Verticordia interioris facts for kids
Quick facts for kidsVerticordia interioris
Verticordia interioris is a flowering plant in the myrtle family, Myrtaceae and is endemic to the south-west of Western Australia. It is an openly branched shrub with small, linear leaves and rounded groups of pale to dark pink flowers in early spring.
Verticordia interioris is an open, more or less irregularly branched shrub which grows to 0.2–1 m (0.7–3 ft) high and 0.2–2 m (0.7–7 ft) wide. Its leaves are linear in shape, semi-circular in cross-section 3–7 mm (0.1–0.3 in) long and wrinkled, with the end tapering suddenly to a sharp point.
The flowers are lightly scented and are arranged in rounded groups on the ends of the branches on mostly erect stalks 4–8 mm (0.2–0.3 in) long. The floral cup is hemispherical, 1.5–2.0 mm (0.06–0.08 in) long, glabrous and pitted. The sepals are pale pink to dark magenta, 4–5.5 mm (0.16–0.22 in) long, spreading and have 5 to 7 long, hairy lobes. The petals are a similar colour to the sepals, 5–7 mm (0.2–0.3 in) long and sometimes erect, elliptic in shape with a smooth edge. The style is straight, thick, 3–4 mm (0.1–0.2 in) long and has downward-pointing hairs on one side. Flowering mostly occurs from August to October.
Taxonomy and naming
Verticordia interioris was first described by Charles Gardner from specimens collected by Joseph Maiden in 1909 but Gardner did not publish his description. The first formal, published description was by Alex George in 1991 and the description was published in Nuytsia from specimens found near Leonora by Paul G. Wilson.
The specific epithet (interioris) was chosen by Gardner, and is "from the Latin interior (inner), in reference to the inland occurrence of the species", relative to most other verticordias.
Distribution and habitat
This verticordia grows in sand with clay, loam and gravel, often near salt lakes. It occurs as scattered populations between the Gascoyne River, south almost to Morawa and east to Meekatharra, Leonora and Laverton in the Avon Wheatbelt, Gascoyne, Great Victoria Desert, Murchison and Yalgoo biogeographic regions.

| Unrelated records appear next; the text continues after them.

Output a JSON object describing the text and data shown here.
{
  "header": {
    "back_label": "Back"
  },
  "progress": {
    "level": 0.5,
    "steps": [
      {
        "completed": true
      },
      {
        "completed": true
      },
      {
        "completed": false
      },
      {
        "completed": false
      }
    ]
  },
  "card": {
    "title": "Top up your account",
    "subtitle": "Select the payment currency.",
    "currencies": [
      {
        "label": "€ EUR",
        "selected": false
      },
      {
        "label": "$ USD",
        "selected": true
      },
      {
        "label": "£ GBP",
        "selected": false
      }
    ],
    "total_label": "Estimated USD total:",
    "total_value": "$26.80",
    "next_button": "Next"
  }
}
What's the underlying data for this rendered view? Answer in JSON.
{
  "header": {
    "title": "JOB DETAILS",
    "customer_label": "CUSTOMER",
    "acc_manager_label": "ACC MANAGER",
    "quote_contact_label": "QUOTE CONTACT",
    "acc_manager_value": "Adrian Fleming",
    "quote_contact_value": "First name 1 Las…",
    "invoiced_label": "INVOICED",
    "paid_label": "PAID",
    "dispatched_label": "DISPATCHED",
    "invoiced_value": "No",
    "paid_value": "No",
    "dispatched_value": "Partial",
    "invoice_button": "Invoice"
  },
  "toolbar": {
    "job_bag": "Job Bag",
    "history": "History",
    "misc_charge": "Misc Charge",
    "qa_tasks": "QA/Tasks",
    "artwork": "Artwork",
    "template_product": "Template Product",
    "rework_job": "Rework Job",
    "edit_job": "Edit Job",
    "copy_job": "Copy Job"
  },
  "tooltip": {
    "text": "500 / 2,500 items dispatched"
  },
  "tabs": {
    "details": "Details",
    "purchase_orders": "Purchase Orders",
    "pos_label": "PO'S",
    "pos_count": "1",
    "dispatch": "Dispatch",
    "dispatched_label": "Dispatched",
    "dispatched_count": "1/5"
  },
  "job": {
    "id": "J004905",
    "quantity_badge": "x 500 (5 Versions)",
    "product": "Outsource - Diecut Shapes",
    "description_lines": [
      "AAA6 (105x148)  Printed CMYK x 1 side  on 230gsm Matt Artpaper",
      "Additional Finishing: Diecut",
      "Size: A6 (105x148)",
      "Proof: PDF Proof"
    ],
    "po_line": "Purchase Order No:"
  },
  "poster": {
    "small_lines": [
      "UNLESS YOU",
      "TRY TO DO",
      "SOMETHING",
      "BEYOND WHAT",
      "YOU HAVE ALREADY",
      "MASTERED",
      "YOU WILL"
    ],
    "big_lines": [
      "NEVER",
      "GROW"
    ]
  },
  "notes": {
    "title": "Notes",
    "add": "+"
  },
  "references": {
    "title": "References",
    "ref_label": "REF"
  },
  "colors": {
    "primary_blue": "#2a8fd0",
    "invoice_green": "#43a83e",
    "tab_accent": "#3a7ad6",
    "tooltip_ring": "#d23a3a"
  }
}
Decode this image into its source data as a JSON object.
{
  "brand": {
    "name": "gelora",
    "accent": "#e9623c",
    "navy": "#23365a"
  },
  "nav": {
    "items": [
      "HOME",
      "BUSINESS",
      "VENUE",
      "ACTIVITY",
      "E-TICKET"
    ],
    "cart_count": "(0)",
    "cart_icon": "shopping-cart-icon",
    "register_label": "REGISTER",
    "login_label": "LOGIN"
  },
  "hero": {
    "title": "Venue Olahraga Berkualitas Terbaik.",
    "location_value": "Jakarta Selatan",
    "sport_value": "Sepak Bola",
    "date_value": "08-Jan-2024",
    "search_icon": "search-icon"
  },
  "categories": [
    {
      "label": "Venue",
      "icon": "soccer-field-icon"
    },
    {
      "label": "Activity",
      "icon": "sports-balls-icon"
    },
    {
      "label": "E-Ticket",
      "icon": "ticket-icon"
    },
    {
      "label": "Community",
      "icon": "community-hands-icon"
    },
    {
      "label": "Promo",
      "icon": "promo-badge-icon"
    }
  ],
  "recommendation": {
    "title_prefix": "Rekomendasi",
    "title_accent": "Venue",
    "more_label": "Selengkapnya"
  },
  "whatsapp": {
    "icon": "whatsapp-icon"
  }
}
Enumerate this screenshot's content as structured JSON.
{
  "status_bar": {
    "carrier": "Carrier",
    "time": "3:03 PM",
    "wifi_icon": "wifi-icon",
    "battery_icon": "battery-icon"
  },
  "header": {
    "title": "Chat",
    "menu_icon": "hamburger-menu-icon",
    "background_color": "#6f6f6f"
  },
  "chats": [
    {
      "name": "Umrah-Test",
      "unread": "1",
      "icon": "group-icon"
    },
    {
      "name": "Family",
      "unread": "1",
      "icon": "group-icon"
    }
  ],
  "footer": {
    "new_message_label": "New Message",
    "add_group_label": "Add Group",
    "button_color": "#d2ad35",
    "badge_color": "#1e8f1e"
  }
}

Verticordia interioris is classified as "Not Threatened" by the Western Australian Government Department of Parks and Wildlife.
Use in horticulture
This verticordia has been grown successfully for up to 7 years in the gardens of verticordia specialists. It has been propagated from seed and from cuttings but has been difficult to establish and maintain.
Verticordia interioris Facts for Kids. Kiddle Encyclopedia.